Jones additionally says that LDF board people knew relating to this ruling, but did not alter their financing methods to suit into Pennsylvania’s rate of interest legislation.

In addition, the LDF class action lawsuit states “The Individual Defendants never desired to own some of the loan or lending servicing entities under their control apply for a permit to provide in Pennsylvania or otherwise look for to comply with Pennsylvania legislation relating to loans made to and collected from Pennsylvania borrowers.”

The plaintiff states that he doesn’t yet understand the size regarding the possible course, but should be able to ascertain the dimensions during breakthrough. Nevertheless, he thinks that since LDF Holdings as well as its subsidiary happens to be running since early 2010, there are several residents in Pennsylvania who possess received loans from LDF within the state’s lawful rate that is usury.
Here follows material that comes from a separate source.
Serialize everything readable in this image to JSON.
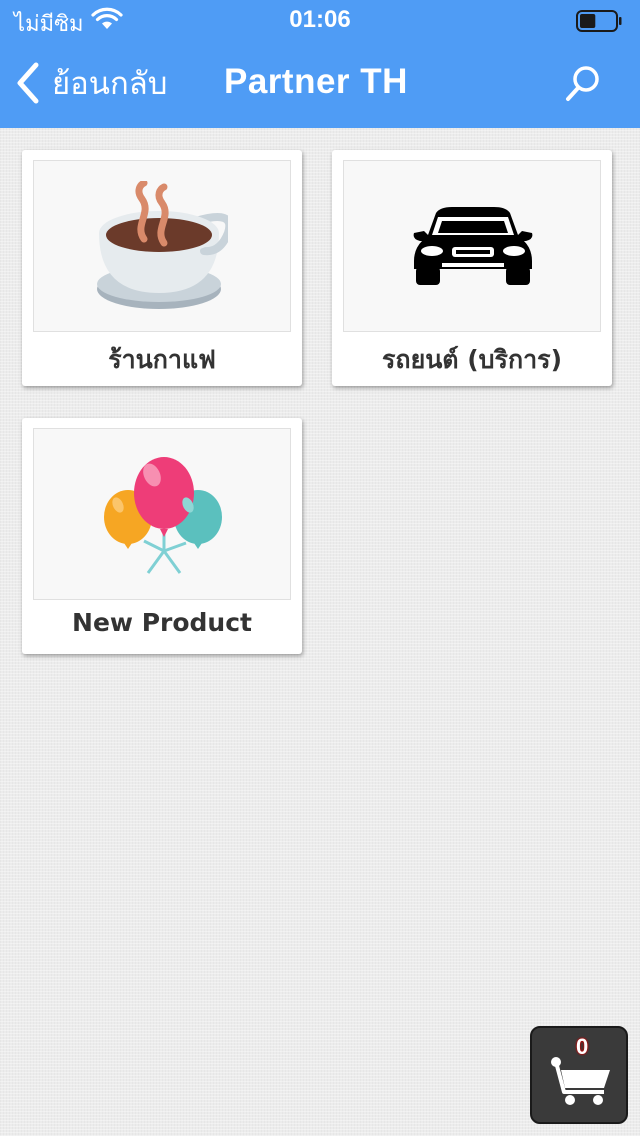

The proposed Class people in the LDF class action lawsuit are, “Citizens of Pennsylvania whom received customer loans on the internet serviced by LDF Holdings at a consistent level of great interest at or more than 12% per year from loan providers have been perhaps perhaps perhaps not certified by the Pennsylvania Department of Banking and Securities, starting four years ahead of the filing of the problem through to the present; and (b). Residents of Pennsylvania whom received loans on the internet from Radiant for a price of great interest in overabundance 12 per cent per annum, starting four years before the filing for this issue before the present.”

Jones is represented by Robert F. Salvin regarding the Philadelphia Debt Clinic And Consumer Law Center.